Turku University of Applied Sciences, Design Engineering, 1st year
In a user-centered design course, students were given an exercise to better understand their experiences of different senses and develop their capacity for empathy.
Students were being organized in three-person groups and instructed to plan and visualize a route that takes them around different environments and situations in and around the campus. In their group, one student was being blinded with a scarf, one student was giving verbal instructions to the blinded student and one student was documenting the process.
After each route, students would change roles. After the exercise was done by all three students, they were asked to compose and present a brief presentation about their experiences, observations and possible insights.

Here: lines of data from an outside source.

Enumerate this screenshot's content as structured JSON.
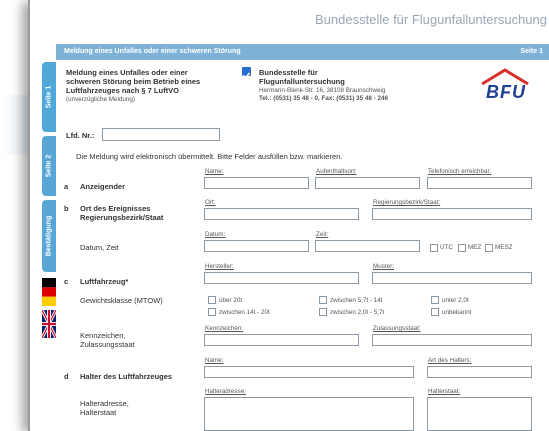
{
  "header": {
    "title": "Bundesstelle für Flugunfalluntersuchung"
  },
  "bar": {
    "left": "Meldung eines Unfalles oder einer schweren Störung",
    "right": "Seite 1"
  },
  "tabs": [
    "Seite 1",
    "Seite 2",
    "Bestätigung"
  ],
  "intro": {
    "title_line1": "Meldung eines Unfalles oder einer",
    "title_line2": "schweren Störung beim Betrieb eines",
    "title_line3": "Luftfahrzeuges nach § 7 LuftVO",
    "subtitle": "(unverzügliche Meldung)",
    "addr_line1": "Bundesstelle für",
    "addr_line2": "Flugunfalluntersuchung",
    "addr_line3": "Hermann-Blenk-Str. 16, 38108 Braunschweig",
    "addr_line4": "Tel.: (0531) 35 48 - 0, Fax: (0531) 35 48 - 246",
    "logo_text": "BFU",
    "lfd_label": "Lfd. Nr.:",
    "note": "Die Meldung wird elektronisch übermittelt. Bitte Felder ausfüllen bzw. markieren."
  },
  "sections": {
    "a": {
      "letter": "a",
      "label": "Anzeigender",
      "f1": "Name:",
      "f2": "Aufenthaltsort:",
      "f3": "Telefonisch erreichbar:"
    },
    "b": {
      "letter": "b",
      "label1": "Ort des Ereignisses",
      "label2": "Regierungsbezirk/Staat",
      "f1": "Ort:",
      "f2": "Regierungsbezirk/Staat:"
    },
    "b2": {
      "label": "Datum, Zeit",
      "f1": "Datum:",
      "f2": "Zeit:",
      "tz": [
        "UTC",
        "MEZ",
        "MESZ"
      ]
    },
    "c": {
      "letter": "c",
      "label": "Luftfahrzeug*",
      "f1": "Hersteller:",
      "f2": "Muster:"
    },
    "mtow": {
      "label": "Gewichtsklasse (MTOW)",
      "opts": [
        "über 20t",
        "zwischen 5,7t - 14t",
        "unter 2,0t",
        "zwischen 14t - 20t",
        "zwischen 2,0t - 5,7t",
        "unbekannt"
      ]
    },
    "kz": {
      "label1": "Kennzeichen,",
      "label2": "Zulassungsstaat",
      "f1": "Kennzeichen:",
      "f2": "Zulassungsstaat:"
    },
    "d": {
      "letter": "d",
      "label": "Halter des Luftfahrzeuges",
      "f1": "Name:",
      "f2": "Art des Halters:"
    },
    "ha": {
      "label1": "Halteradresse,",
      "label2": "Halterstaat",
      "f1": "Halteradresse:",
      "f2": "Halterstaat:"
    }
  },
  "colors": {
    "accent": "#7fb2d9",
    "tab": "#58a6d6",
    "logo_red": "#d9302a",
    "logo_blue": "#1f3f93"
  }
}
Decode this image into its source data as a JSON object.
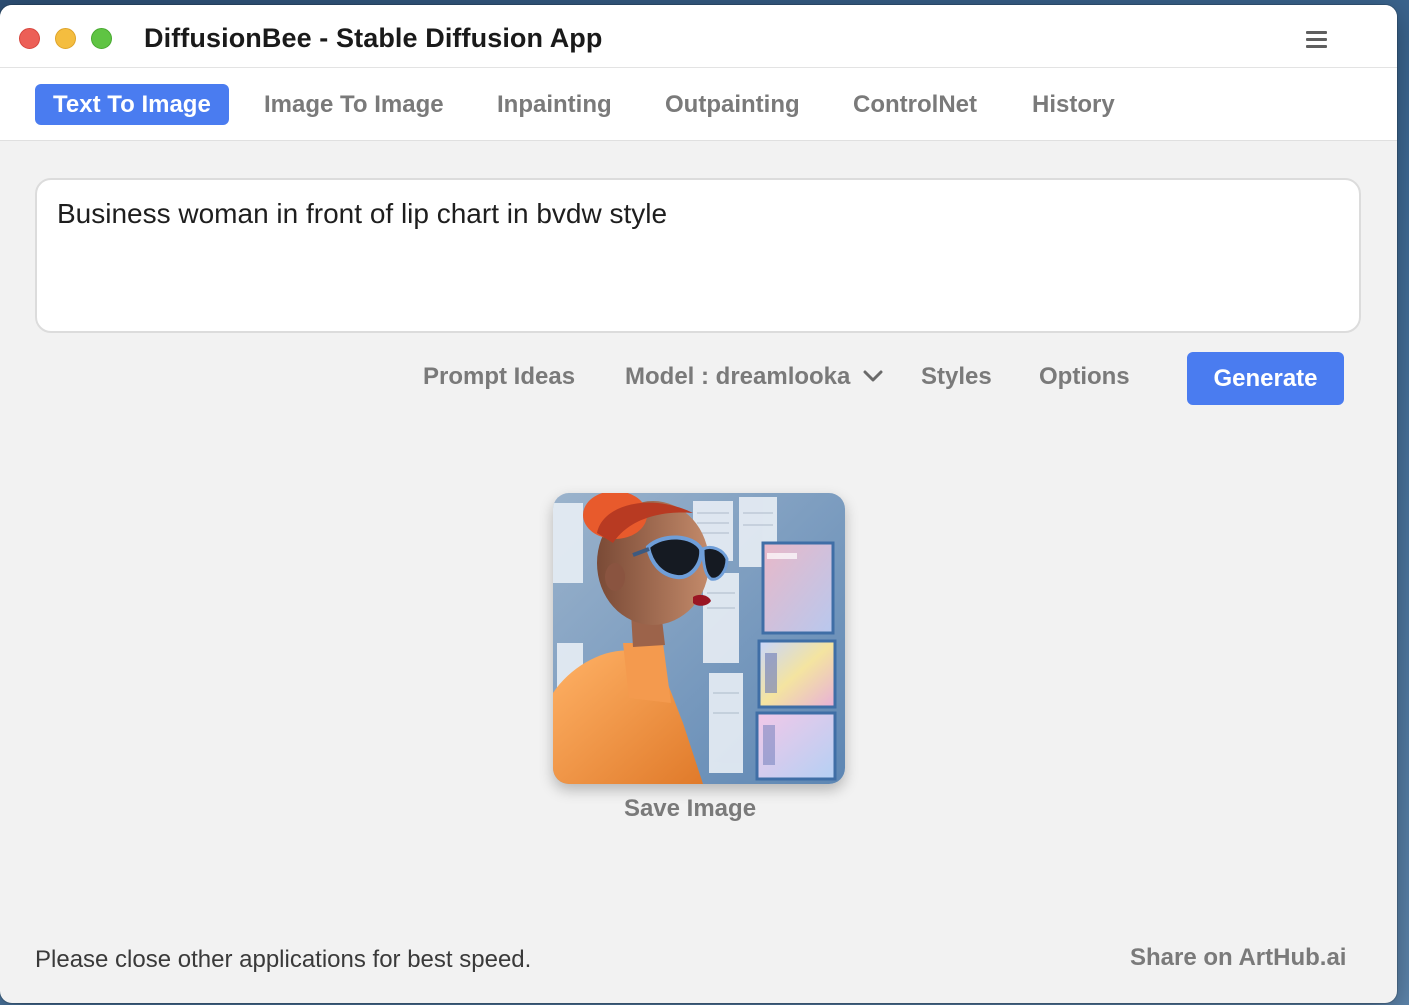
{
  "window": {
    "title": "DiffusionBee - Stable Diffusion App"
  },
  "tabs": [
    {
      "label": "Text To Image",
      "active": true
    },
    {
      "label": "Image To Image",
      "active": false
    },
    {
      "label": "Inpainting",
      "active": false
    },
    {
      "label": "Outpainting",
      "active": false
    },
    {
      "label": "ControlNet",
      "active": false
    },
    {
      "label": "History",
      "active": false
    }
  ],
  "prompt": {
    "value": "Business woman in front of lip chart in bvdw style"
  },
  "toolbar": {
    "prompt_ideas": "Prompt Ideas",
    "model_label": "Model : dreamlooka",
    "styles": "Styles",
    "options": "Options",
    "generate": "Generate"
  },
  "result": {
    "save_label": "Save Image"
  },
  "footer": {
    "status": "Please close other applications for best speed.",
    "share": "Share on ArtHub.ai"
  },
  "colors": {
    "accent": "#4a7cf0",
    "muted_text": "#7a7a7a",
    "window_bg": "#f2f2f2"
  },
  "icons": {
    "menu": "hamburger-menu-icon",
    "model_dropdown": "chevron-down-icon"
  }
}
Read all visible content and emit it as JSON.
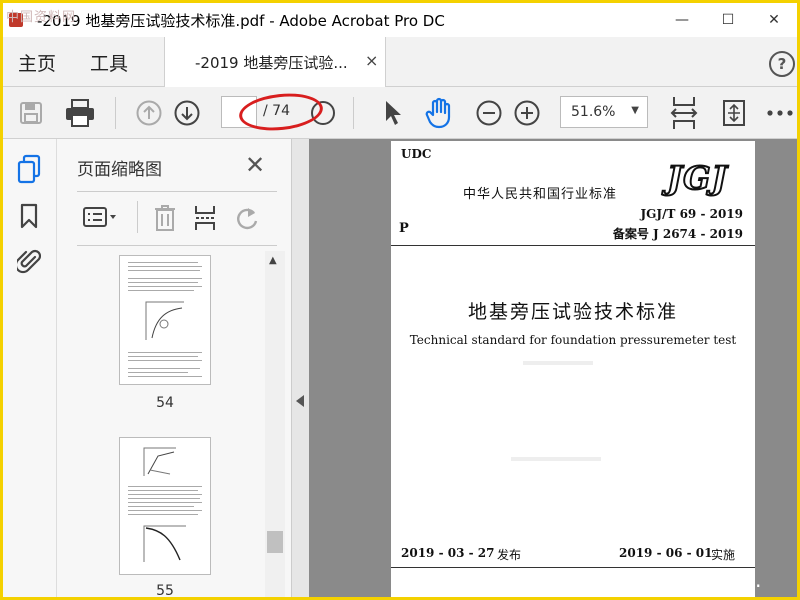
{
  "window": {
    "title": "-2019 地基旁压试验技术标准.pdf - Adobe Acrobat Pro DC",
    "watermark_logo": "中国资料网",
    "controls": {
      "minimize": "—",
      "maximize": "☐",
      "close": "✕"
    }
  },
  "tabs": {
    "home": "主页",
    "tools": "工具",
    "document": "-2019 地基旁压试验...",
    "close": "×",
    "help": "?"
  },
  "toolbar": {
    "current_page": "",
    "total_pages": "/ 74",
    "zoom": "51.6%"
  },
  "panel": {
    "title": "页面缩略图",
    "close": "✕",
    "thumbnails": [
      {
        "label": "54"
      },
      {
        "label": "55"
      }
    ]
  },
  "document": {
    "udc": "UDC",
    "org": "中华人民共和国行业标准",
    "logo": "JGJ",
    "p": "P",
    "code": "JGJ/T 69 - 2019",
    "record": "备案号 J 2674 - 2019",
    "title_cn": "地基旁压试验技术标准",
    "title_en": "Technical standard for foundation pressuremeter test",
    "publish_date": "2019 - 03 - 27",
    "publish_label": "发布",
    "effective_date": "2019 - 06 - 01",
    "effective_label": "实施",
    "site_watermark": "www.cndao."
  },
  "colors": {
    "accent": "#1473e6",
    "frame": "#f4d100",
    "highlight_oval": "#d81e1e",
    "doc_background": "#8a8a8a"
  }
}
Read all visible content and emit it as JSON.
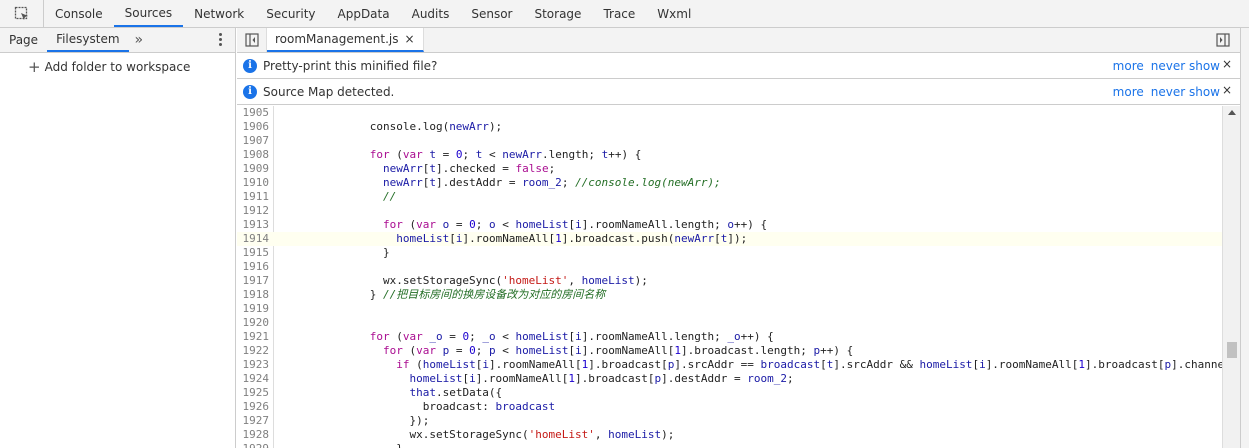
{
  "top_tabs": [
    "Console",
    "Sources",
    "Network",
    "Security",
    "AppData",
    "Audits",
    "Sensor",
    "Storage",
    "Trace",
    "Wxml"
  ],
  "navigator": {
    "tabs": [
      "Page",
      "Filesystem"
    ],
    "more_label": "»",
    "add_folder_label": "Add folder to workspace"
  },
  "editor": {
    "file_tab": "roomManagement.js",
    "close_glyph": "×",
    "infobars": [
      {
        "text": "Pretty-print this minified file?",
        "more": "more",
        "never_show": "never show",
        "close": "×"
      },
      {
        "text": "Source Map detected.",
        "more": "more",
        "never_show": "never show",
        "close": "×"
      }
    ]
  },
  "code_lines": [
    {
      "n": "1905",
      "html": ""
    },
    {
      "n": "1906",
      "html": "              console.log(<span class=\"var\">newArr</span>);"
    },
    {
      "n": "1907",
      "html": ""
    },
    {
      "n": "1908",
      "html": "              <span class=\"kw\">for</span> (<span class=\"kw\">var</span> <span class=\"var\">t</span> = <span class=\"num\">0</span>; <span class=\"var\">t</span> &lt; <span class=\"var\">newArr</span>.length; <span class=\"var\">t</span>++) {"
    },
    {
      "n": "1909",
      "html": "                <span class=\"var\">newArr</span>[<span class=\"var\">t</span>].checked = <span class=\"kw\">false</span>;"
    },
    {
      "n": "1910",
      "html": "                <span class=\"var\">newArr</span>[<span class=\"var\">t</span>].destAddr = <span class=\"var\">room_2</span>; <span class=\"cm\">//console.log(newArr);</span>"
    },
    {
      "n": "1911",
      "html": "                <span class=\"cm\">//</span>"
    },
    {
      "n": "1912",
      "html": ""
    },
    {
      "n": "1913",
      "html": "                <span class=\"kw\">for</span> (<span class=\"kw\">var</span> <span class=\"var\">o</span> = <span class=\"num\">0</span>; <span class=\"var\">o</span> &lt; <span class=\"var\">homeList</span>[<span class=\"var\">i</span>].roomNameAll.length; <span class=\"var\">o</span>++) {"
    },
    {
      "n": "1914",
      "html": "                  <span class=\"var\">homeList</span>[<span class=\"var\">i</span>].roomNameAll[<span class=\"num\">1</span>].broadcast.push(<span class=\"var\">newArr</span>[<span class=\"var\">t</span>]);",
      "current": true
    },
    {
      "n": "1915",
      "html": "                }"
    },
    {
      "n": "1916",
      "html": ""
    },
    {
      "n": "1917",
      "html": "                wx.setStorageSync(<span class=\"str\">'homeList'</span>, <span class=\"var\">homeList</span>);"
    },
    {
      "n": "1918",
      "html": "              } <span class=\"cm\">//把目标房间的换房设备改为对应的房间名称</span>"
    },
    {
      "n": "1919",
      "html": ""
    },
    {
      "n": "1920",
      "html": ""
    },
    {
      "n": "1921",
      "html": "              <span class=\"kw\">for</span> (<span class=\"kw\">var</span> <span class=\"var\">_o</span> = <span class=\"num\">0</span>; <span class=\"var\">_o</span> &lt; <span class=\"var\">homeList</span>[<span class=\"var\">i</span>].roomNameAll.length; <span class=\"var\">_o</span>++) {"
    },
    {
      "n": "1922",
      "html": "                <span class=\"kw\">for</span> (<span class=\"kw\">var</span> <span class=\"var\">p</span> = <span class=\"num\">0</span>; <span class=\"var\">p</span> &lt; <span class=\"var\">homeList</span>[<span class=\"var\">i</span>].roomNameAll[<span class=\"num\">1</span>].broadcast.length; <span class=\"var\">p</span>++) {"
    },
    {
      "n": "1923",
      "html": "                  <span class=\"kw\">if</span> (<span class=\"var\">homeList</span>[<span class=\"var\">i</span>].roomNameAll[<span class=\"num\">1</span>].broadcast[<span class=\"var\">p</span>].srcAddr == <span class=\"var\">broadcast</span>[<span class=\"var\">t</span>].srcAddr &amp;&amp; <span class=\"var\">homeList</span>[<span class=\"var\">i</span>].roomNameAll[<span class=\"num\">1</span>].broadcast[<span class=\"var\">p</span>].channel"
    },
    {
      "n": "1924",
      "html": "                    <span class=\"var\">homeList</span>[<span class=\"var\">i</span>].roomNameAll[<span class=\"num\">1</span>].broadcast[<span class=\"var\">p</span>].destAddr = <span class=\"var\">room_2</span>;"
    },
    {
      "n": "1925",
      "html": "                    <span class=\"var\">that</span>.setData({"
    },
    {
      "n": "1926",
      "html": "                      broadcast: <span class=\"var\">broadcast</span>"
    },
    {
      "n": "1927",
      "html": "                    });"
    },
    {
      "n": "1928",
      "html": "                    wx.setStorageSync(<span class=\"str\">'homeList'</span>, <span class=\"var\">homeList</span>);"
    },
    {
      "n": "1929",
      "html": "                  }"
    }
  ]
}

For students, doing the exercise revealed a situational awareness of how experiencing the environment can be different while blocking some of the senses, in this case sight. The change of role (of being blinded, being the instructor, being the observer) helped create an emotional awareness about how people experience things differently (which is critical in designing for people). Thirdly, the exercise stimulated students’ critical thinking in that it made them aware of their own biases and assumptions that were being uncovered through them experimenting and experiencing.